» **What the task asks**
Which of the lines below include the word "subtitle"? Pull each one out.

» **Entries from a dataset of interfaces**

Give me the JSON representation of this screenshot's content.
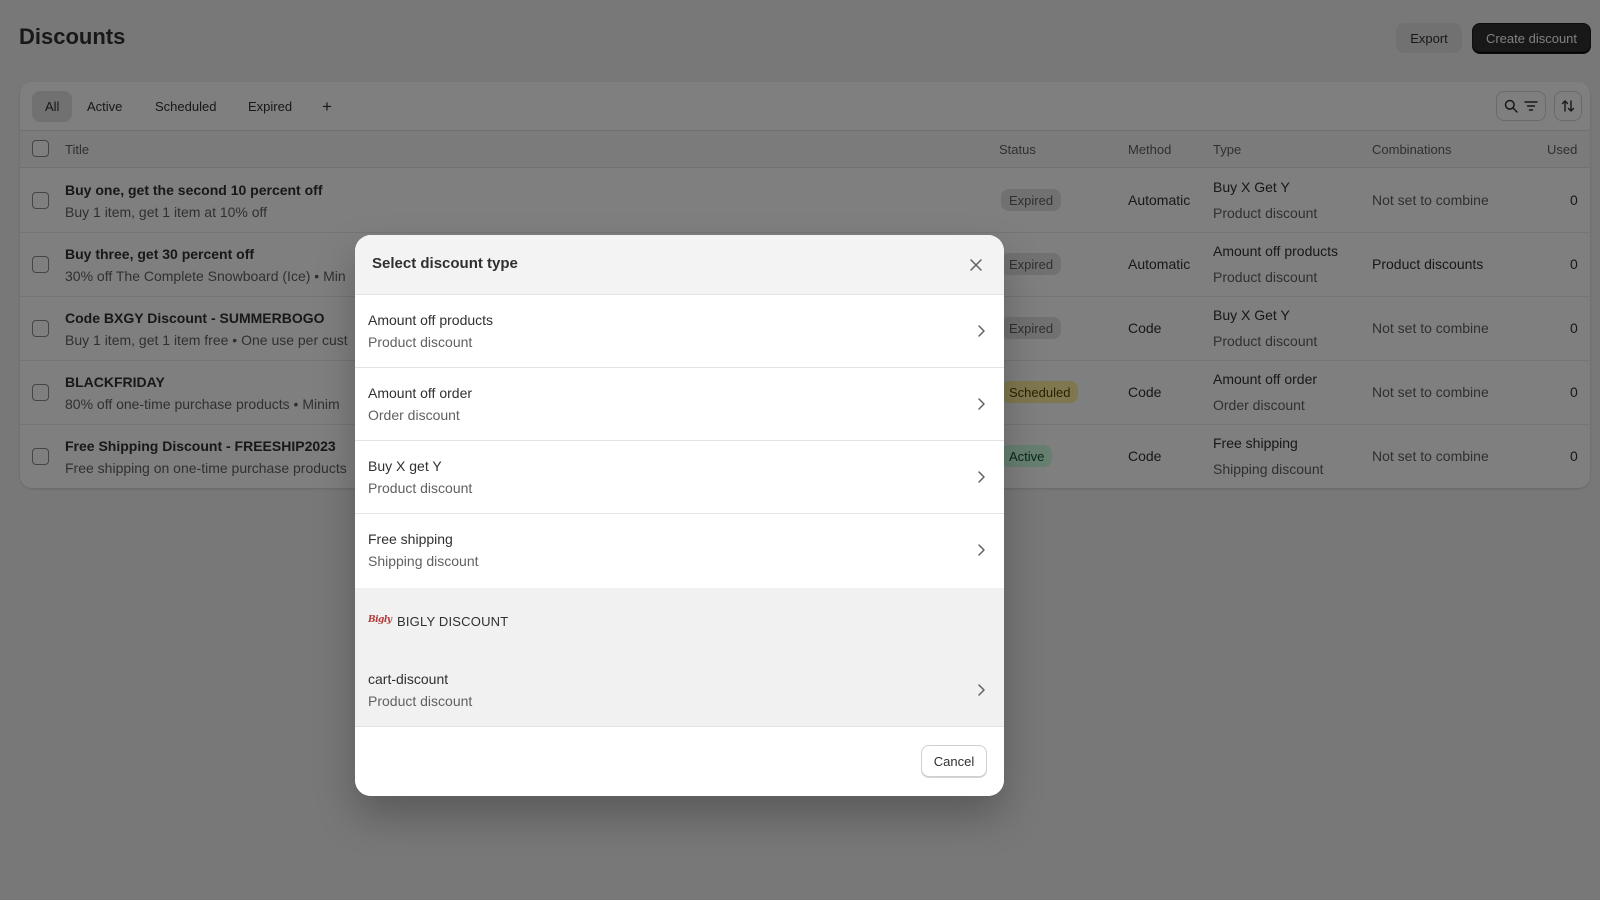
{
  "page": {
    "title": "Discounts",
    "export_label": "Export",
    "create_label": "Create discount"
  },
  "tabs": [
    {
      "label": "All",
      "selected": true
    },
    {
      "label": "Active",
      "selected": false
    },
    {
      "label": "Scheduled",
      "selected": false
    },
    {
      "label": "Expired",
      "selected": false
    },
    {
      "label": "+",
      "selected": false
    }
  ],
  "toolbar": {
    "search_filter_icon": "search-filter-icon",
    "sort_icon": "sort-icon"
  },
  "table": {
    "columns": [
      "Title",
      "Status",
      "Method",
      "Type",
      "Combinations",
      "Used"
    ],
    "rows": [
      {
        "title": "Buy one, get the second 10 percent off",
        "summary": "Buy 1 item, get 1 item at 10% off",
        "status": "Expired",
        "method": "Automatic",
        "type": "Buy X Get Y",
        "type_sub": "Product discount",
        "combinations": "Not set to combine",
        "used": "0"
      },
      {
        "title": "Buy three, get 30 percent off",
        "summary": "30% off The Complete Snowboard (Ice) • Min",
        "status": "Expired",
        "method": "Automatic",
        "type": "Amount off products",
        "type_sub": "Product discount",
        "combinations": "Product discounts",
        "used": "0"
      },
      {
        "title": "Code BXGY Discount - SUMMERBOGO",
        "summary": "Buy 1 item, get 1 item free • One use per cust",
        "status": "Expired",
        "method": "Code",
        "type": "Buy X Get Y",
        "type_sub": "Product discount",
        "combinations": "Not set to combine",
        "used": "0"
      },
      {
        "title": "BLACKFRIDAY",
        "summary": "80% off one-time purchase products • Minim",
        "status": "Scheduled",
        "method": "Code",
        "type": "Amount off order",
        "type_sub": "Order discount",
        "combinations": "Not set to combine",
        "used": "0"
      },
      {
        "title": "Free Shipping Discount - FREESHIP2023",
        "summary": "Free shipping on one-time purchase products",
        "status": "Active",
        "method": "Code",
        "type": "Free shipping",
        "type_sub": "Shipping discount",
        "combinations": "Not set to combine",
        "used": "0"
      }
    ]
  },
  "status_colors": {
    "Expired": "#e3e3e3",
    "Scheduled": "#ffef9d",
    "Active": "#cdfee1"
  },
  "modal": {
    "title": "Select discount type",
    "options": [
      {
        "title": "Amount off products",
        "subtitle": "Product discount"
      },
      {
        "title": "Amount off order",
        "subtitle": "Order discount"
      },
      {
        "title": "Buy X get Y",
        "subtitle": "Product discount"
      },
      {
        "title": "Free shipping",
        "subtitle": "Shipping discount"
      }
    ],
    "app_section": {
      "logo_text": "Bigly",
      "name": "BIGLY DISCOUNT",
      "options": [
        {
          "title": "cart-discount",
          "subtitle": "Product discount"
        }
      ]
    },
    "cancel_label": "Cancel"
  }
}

» **Problem solution**
        "subtitle": "Product discount"
        "subtitle": "Order discount"
        "subtitle": "Product discount"
        "subtitle": "Shipping discount"
          "subtitle": "Product discount"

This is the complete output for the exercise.